This was never going to be the case. There are multiple theories of the business cycle; I would advocate an approach which says that capital is plunged into new inventions and new fields until the potential profit from that invention is exhausted – but owing to poor information that limit is not identified by the people plunging in capital. In this sense, cheap credit is the ‘product’ that was overextended. However, none of those theories suggests that State intervention can make a difference – given the freedom to do so, people will continue to invest in exciting products regardless of the information available on expected rate of return. Economic freedom means that someone will always lose money. Putting the good of the most vulnerable in our society in hock to this process means that eventually they were always going to lose out too.

The problem for the left is that the exposure of New Labour’s intellectual failure leaves them with little room for intellectual manoeuvre. We can chart the progression of more and more limited aspiration; from the Marxist notion of direct ownership of the means of production by the workers, through the state socialism and ownership of key industries by Labour in the 70s, and the socialisation of the products of the market by New Labour. With each step, the domain of conflated economic and moral values grows smaller and more limited, and the scope for achieving social goals decreases. This is the steady impact of economic reality on the socialist project, which was always about trying to achieve moral ends through economic means.

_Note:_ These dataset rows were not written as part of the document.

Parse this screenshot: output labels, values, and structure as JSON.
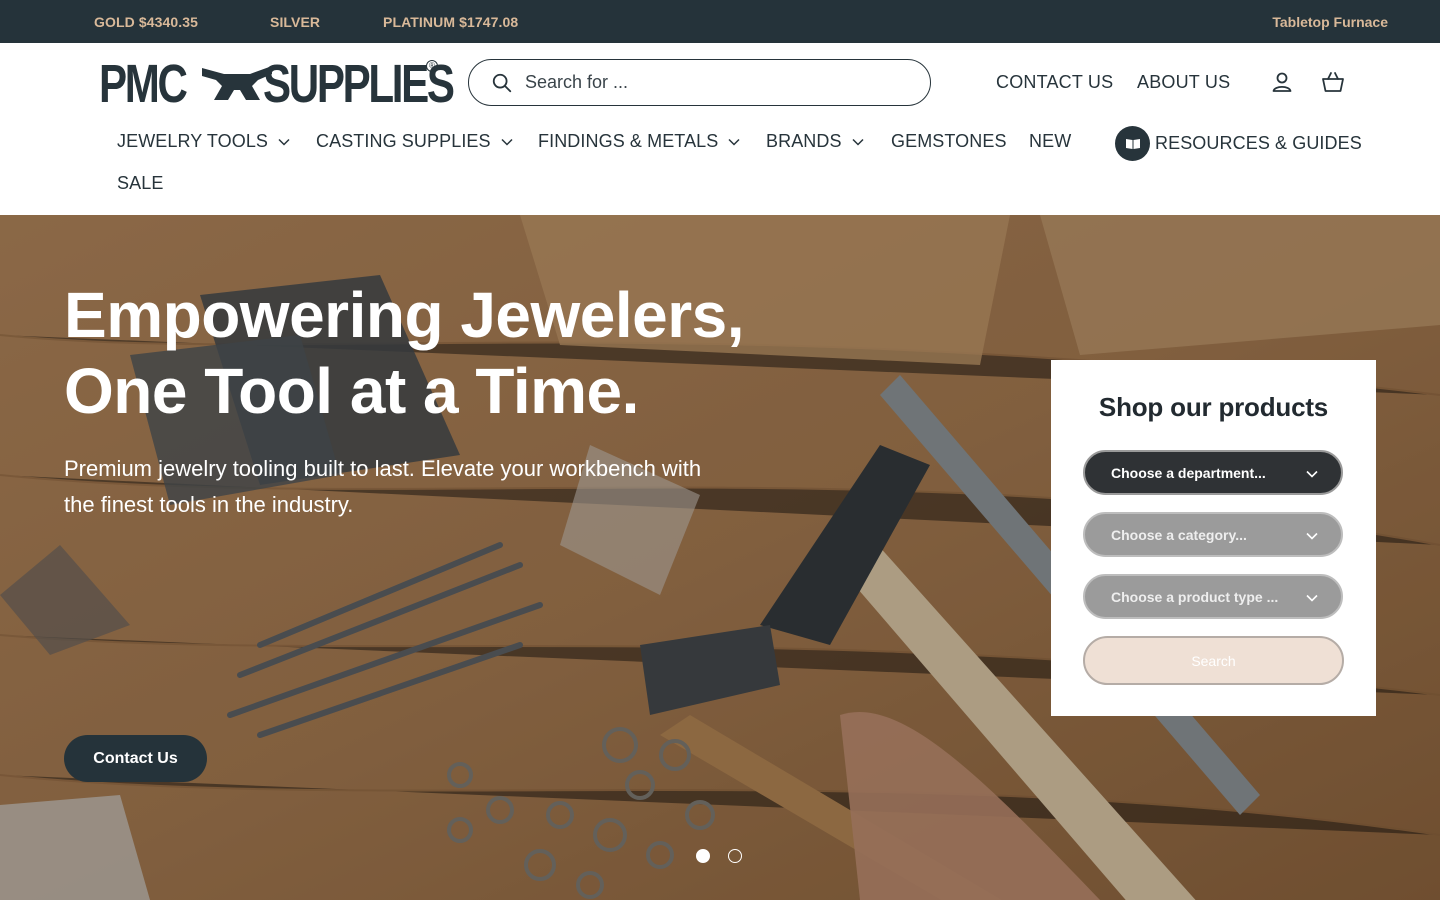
{
  "topbar": {
    "metals": [
      "GOLD $4340.35",
      "SILVER",
      "PLATINUM $1747.08"
    ],
    "promo": "Tabletop Furnace"
  },
  "header": {
    "logo_left": "PMC",
    "logo_right": "SUPPLIES",
    "logo_mark": "®",
    "search_placeholder": "Search for ...",
    "links": [
      "CONTACT US",
      "ABOUT US"
    ],
    "icons": [
      "account-icon",
      "cart-icon"
    ]
  },
  "nav": {
    "items": [
      {
        "label": "JEWELRY TOOLS",
        "dropdown": true
      },
      {
        "label": "CASTING SUPPLIES",
        "dropdown": true
      },
      {
        "label": "FINDINGS & METALS",
        "dropdown": true
      },
      {
        "label": "BRANDS",
        "dropdown": true
      },
      {
        "label": "GEMSTONES",
        "dropdown": false
      },
      {
        "label": "NEW",
        "dropdown": false
      },
      {
        "label": "RESOURCES & GUIDES",
        "dropdown": false
      },
      {
        "label": "SALE",
        "dropdown": false
      }
    ]
  },
  "hero": {
    "title": "Empowering Jewelers, One Tool at a Time.",
    "subtitle": "Premium jewelry tooling built to last. Elevate your workbench with the finest tools in the industry.",
    "cta": "Contact Us",
    "slides": 2,
    "active_slide": 1
  },
  "shop_panel": {
    "title": "Shop our products",
    "selects": [
      {
        "label": "Choose a department...",
        "enabled": true
      },
      {
        "label": "Choose a category...",
        "enabled": false
      },
      {
        "label": "Choose a product type ...",
        "enabled": false
      }
    ],
    "search_button": "Search"
  },
  "colors": {
    "topbar_bg": "#25333a",
    "topbar_text": "#d9b999",
    "brand_dark": "#27343b",
    "search_button_bg": "#efe0d5"
  }
}
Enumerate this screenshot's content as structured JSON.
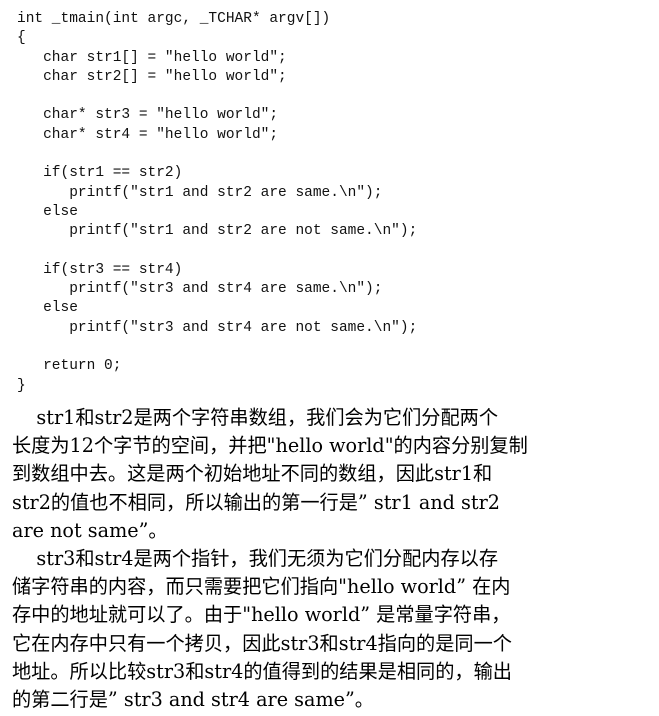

This is why the Labour Party were right to reject David Milliband; the heir to Blair could only ever espouse an ideology that had already failed. Ed Milliband may yet herald the final division of Labour between the special interest groups of the unions and the state-backed moralism of the Fabians; the creed of the latter has few other places to go than towards a liberalism viewed from above rather than below. It was always the economic means of achieving their moral goals that the unions represented to the Fabians; and the likelihood is that the unions will overplay their hand over the next few years. A reconfiguration of Labour away from a broad moral consensus into a more narrowly focused political arm of the trade union movement seems likely, as the only intellectual space left open to the left is to accept the vagaries of the business cycle and to aim to achieve social goals regardless. At this point, their interests and those of the unions begin to diverge – even more so than under New Labour. I would not be entirely surprised to see a new centre-left party forming as a consequence, to accommodate disaffected Liberal Democrats and ex-Labourites turned off by the militancy of the trade union movement.